* _WORK INSTRUCTION_: Apart from the pictures, every entry below should be repeated exactly.
== RECORD SET ==
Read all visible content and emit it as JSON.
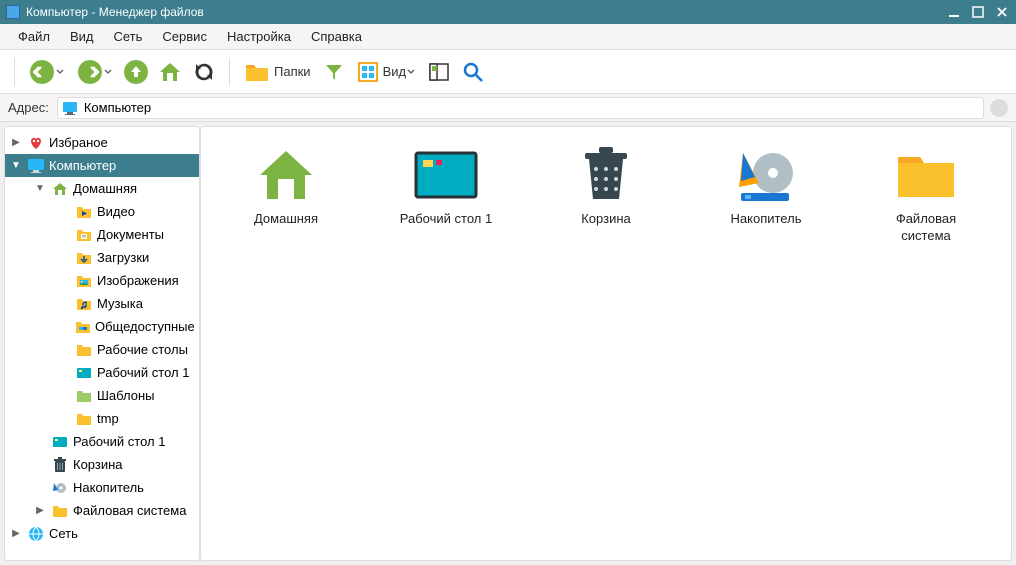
{
  "window": {
    "title": "Компьютер  - Менеджер файлов"
  },
  "menubar": [
    "Файл",
    "Вид",
    "Сеть",
    "Сервис",
    "Настройка",
    "Справка"
  ],
  "toolbar": {
    "folders_label": "Папки",
    "view_label": "Вид"
  },
  "addressbar": {
    "label": "Адрес:",
    "path": "Компьютер"
  },
  "tree": {
    "favorites": "Избраное",
    "computer": "Компьютер",
    "home": "Домашняя",
    "video": "Видео",
    "documents": "Документы",
    "downloads": "Загрузки",
    "images": "Изображения",
    "music": "Музыка",
    "public": "Общедоступные",
    "desktops": "Рабочие столы",
    "desktop1": "Рабочий стол 1",
    "templates": "Шаблоны",
    "tmp": "tmp",
    "desktop1b": "Рабочий стол 1",
    "trash": "Корзина",
    "drive": "Накопитель",
    "filesystem": "Файловая система",
    "network": "Сеть"
  },
  "grid": {
    "home": "Домашняя",
    "desktop": "Рабочий стол 1",
    "trash": "Корзина",
    "drive": "Накопитель",
    "filesystem": "Файловая система"
  }
}
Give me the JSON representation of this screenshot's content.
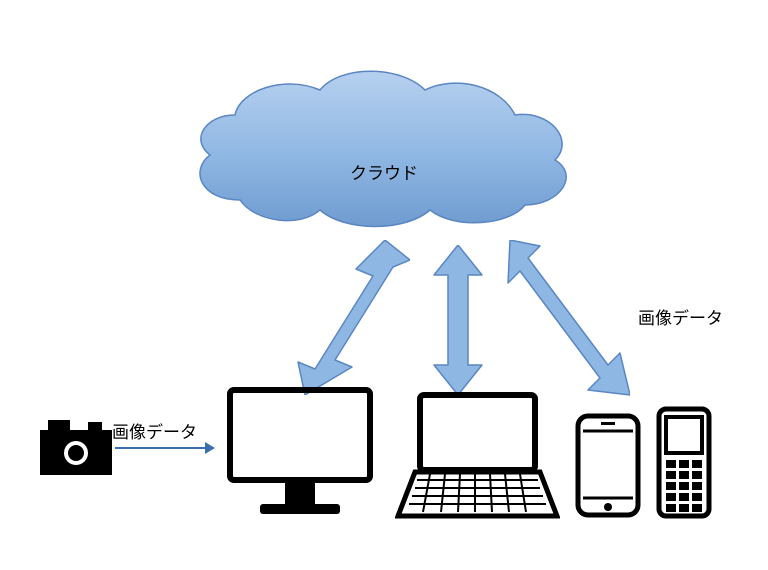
{
  "diagram": {
    "cloud_label": "クラウド",
    "image_data_label_left": "画像データ",
    "image_data_label_right": "画像データ",
    "nodes": {
      "cloud": "cloud",
      "camera": "camera",
      "desktop": "desktop-monitor",
      "laptop": "laptop",
      "smartphone": "smartphone",
      "feature_phone": "feature-phone"
    },
    "arrows": [
      {
        "from": "cloud",
        "to": "desktop",
        "type": "bidirectional"
      },
      {
        "from": "cloud",
        "to": "laptop",
        "type": "bidirectional"
      },
      {
        "from": "cloud",
        "to": "smartphone",
        "type": "bidirectional"
      },
      {
        "from": "camera",
        "to": "desktop",
        "type": "unidirectional"
      }
    ],
    "colors": {
      "cloud_fill": "#8fb7e3",
      "cloud_shade": "#6f9bd0",
      "arrow": "#8fb7e3",
      "arrow_stroke": "#5a86c2",
      "thin_arrow": "#3a6fae",
      "device_stroke": "#000000"
    }
  }
}
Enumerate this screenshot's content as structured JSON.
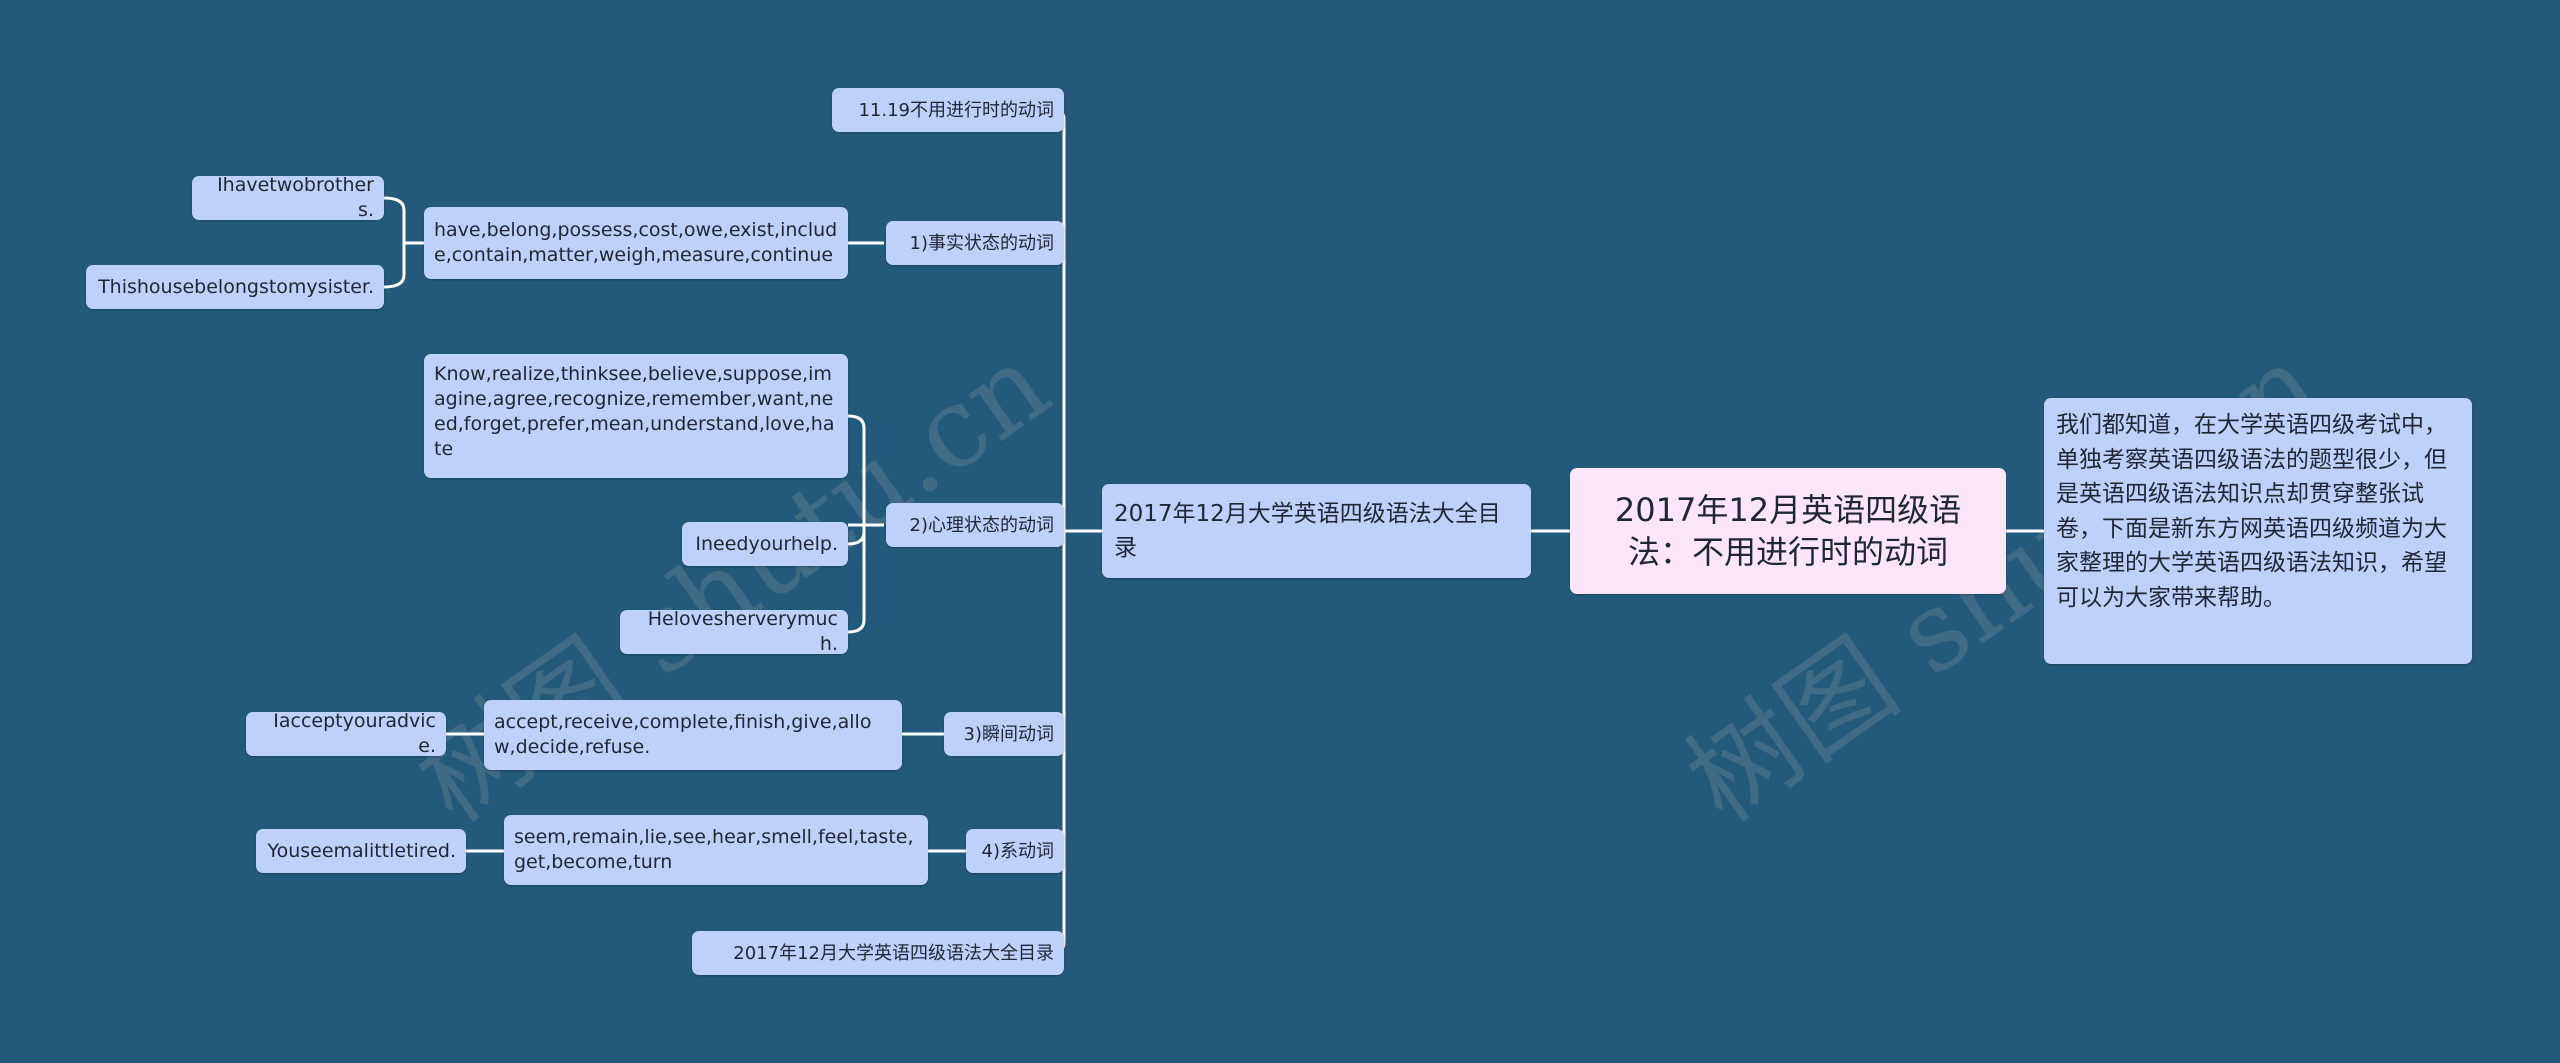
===
* _TASK SOLUTION_:
Read all visible content and emit it as JSON.
{
  "window": {
    "title": "Компьютер  - Менеджер файлов"
  },
  "menubar": [
    "Файл",
    "Вид",
    "Сеть",
    "Сервис",
    "Настройка",
    "Справка"
  ],
  "toolbar": {
    "folders_label": "Папки",
    "view_label": "Вид"
  },
  "addressbar": {
    "label": "Адрес:",
    "path": "Компьютер"
  },
  "tree": {
    "favorites": "Избраное",
    "computer": "Компьютер",
    "home": "Домашняя",
    "video": "Видео",
    "documents": "Документы",
    "downloads": "Загрузки",
    "images": "Изображения",
    "music": "Музыка",
    "public": "Общедоступные",
    "desktops": "Рабочие столы",
    "desktop1": "Рабочий стол 1",
    "templates": "Шаблоны",
    "tmp": "tmp",
    "desktop1b": "Рабочий стол 1",
    "trash": "Корзина",
    "drive": "Накопитель",
    "filesystem": "Файловая система",
    "network": "Сеть"
  },
  "grid": {
    "home": "Домашняя",
    "desktop": "Рабочий стол 1",
    "trash": "Корзина",
    "drive": "Накопитель",
    "filesystem": "Файловая система"
  }
}
Give me the JSON representation of this screenshot's content.
{
  "diagram": {
    "cloud_label": "クラウド",
    "image_data_label_left": "画像データ",
    "image_data_label_right": "画像データ",
    "nodes": {
      "cloud": "cloud",
      "camera": "camera",
      "desktop": "desktop-monitor",
      "laptop": "laptop",
      "smartphone": "smartphone",
      "feature_phone": "feature-phone"
    },
    "arrows": [
      {
        "from": "cloud",
        "to": "desktop",
        "type": "bidirectional"
      },
      {
        "from": "cloud",
        "to": "laptop",
        "type": "bidirectional"
      },
      {
        "from": "cloud",
        "to": "smartphone",
        "type": "bidirectional"
      },
      {
        "from": "camera",
        "to": "desktop",
        "type": "unidirectional"
      }
    ],
    "colors": {
      "cloud_fill": "#8fb7e3",
      "cloud_shade": "#6f9bd0",
      "arrow": "#8fb7e3",
      "arrow_stroke": "#5a86c2",
      "thin_arrow": "#3a6fae",
      "device_stroke": "#000000"
    }
  }
}
Enumerate this screenshot's content as structured JSON.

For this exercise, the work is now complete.